Dataset:

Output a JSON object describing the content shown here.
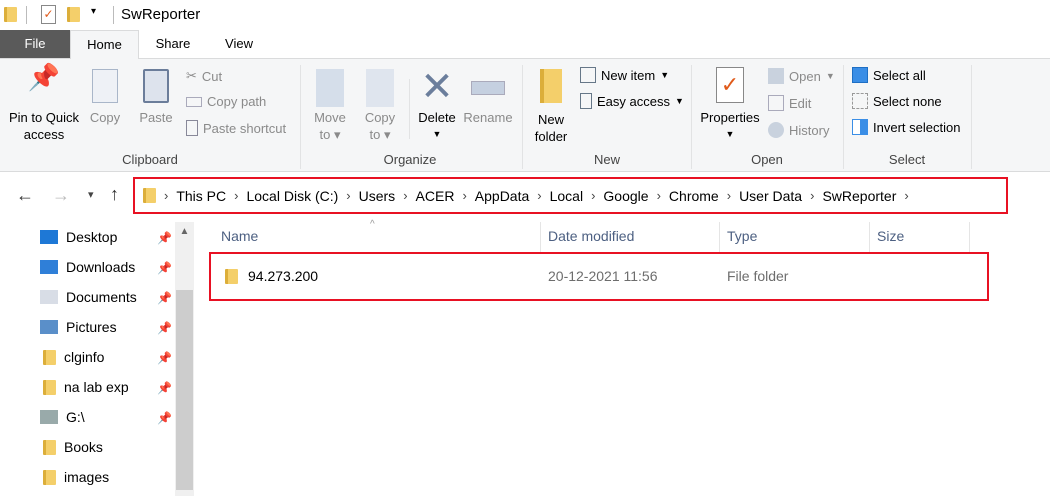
{
  "title": "SwReporter",
  "tabs": [
    "File",
    "Home",
    "Share",
    "View"
  ],
  "clipboard": {
    "pin": "Pin to Quick access",
    "pin1": "Pin to Quick",
    "pin2": "access",
    "copy": "Copy",
    "paste": "Paste",
    "cut": "Cut",
    "copy_path": "Copy path",
    "paste_shortcut": "Paste shortcut",
    "label": "Clipboard"
  },
  "organize": {
    "move1": "Move",
    "move2": "to",
    "copy1": "Copy",
    "copy2": "to",
    "delete": "Delete",
    "rename": "Rename",
    "label": "Organize"
  },
  "new": {
    "new1": "New",
    "new2": "folder",
    "new_item": "New item",
    "easy_access": "Easy access",
    "label": "New"
  },
  "open": {
    "properties": "Properties",
    "open": "Open",
    "edit": "Edit",
    "history": "History",
    "label": "Open"
  },
  "select": {
    "all": "Select all",
    "none": "Select none",
    "invert": "Invert selection",
    "label": "Select"
  },
  "breadcrumb": [
    "This PC",
    "Local Disk (C:)",
    "Users",
    "ACER",
    "AppData",
    "Local",
    "Google",
    "Chrome",
    "User Data",
    "SwReporter"
  ],
  "sidebar": [
    "Desktop",
    "Downloads",
    "Documents",
    "Pictures",
    "clginfo",
    "na lab exp",
    "G:\\",
    "Books",
    "images"
  ],
  "columns": [
    "Name",
    "Date modified",
    "Type",
    "Size"
  ],
  "rows": [
    {
      "name": "94.273.200",
      "date": "20-12-2021 11:56",
      "type": "File folder",
      "size": ""
    }
  ],
  "colors": {
    "highlight": "#e81123",
    "file_tab": "#5a5a5a"
  }
}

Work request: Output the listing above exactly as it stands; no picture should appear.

Solution to the exercise:
Output a JSON object describing the content shown here.
{
  "title": "SwReporter",
  "tabs": [
    "File",
    "Home",
    "Share",
    "View"
  ],
  "clipboard": {
    "pin": "Pin to Quick access",
    "pin1": "Pin to Quick",
    "pin2": "access",
    "copy": "Copy",
    "paste": "Paste",
    "cut": "Cut",
    "copy_path": "Copy path",
    "paste_shortcut": "Paste shortcut",
    "label": "Clipboard"
  },
  "organize": {
    "move1": "Move",
    "move2": "to",
    "copy1": "Copy",
    "copy2": "to",
    "delete": "Delete",
    "rename": "Rename",
    "label": "Organize"
  },
  "new": {
    "new1": "New",
    "new2": "folder",
    "new_item": "New item",
    "easy_access": "Easy access",
    "label": "New"
  },
  "open": {
    "properties": "Properties",
    "open": "Open",
    "edit": "Edit",
    "history": "History",
    "label": "Open"
  },
  "select": {
    "all": "Select all",
    "none": "Select none",
    "invert": "Invert selection",
    "label": "Select"
  },
  "breadcrumb": [
    "This PC",
    "Local Disk (C:)",
    "Users",
    "ACER",
    "AppData",
    "Local",
    "Google",
    "Chrome",
    "User Data",
    "SwReporter"
  ],
  "sidebar": [
    "Desktop",
    "Downloads",
    "Documents",
    "Pictures",
    "clginfo",
    "na lab exp",
    "G:\\",
    "Books",
    "images"
  ],
  "columns": [
    "Name",
    "Date modified",
    "Type",
    "Size"
  ],
  "rows": [
    {
      "name": "94.273.200",
      "date": "20-12-2021 11:56",
      "type": "File folder",
      "size": ""
    }
  ],
  "colors": {
    "highlight": "#e81123",
    "file_tab": "#5a5a5a"
  }
}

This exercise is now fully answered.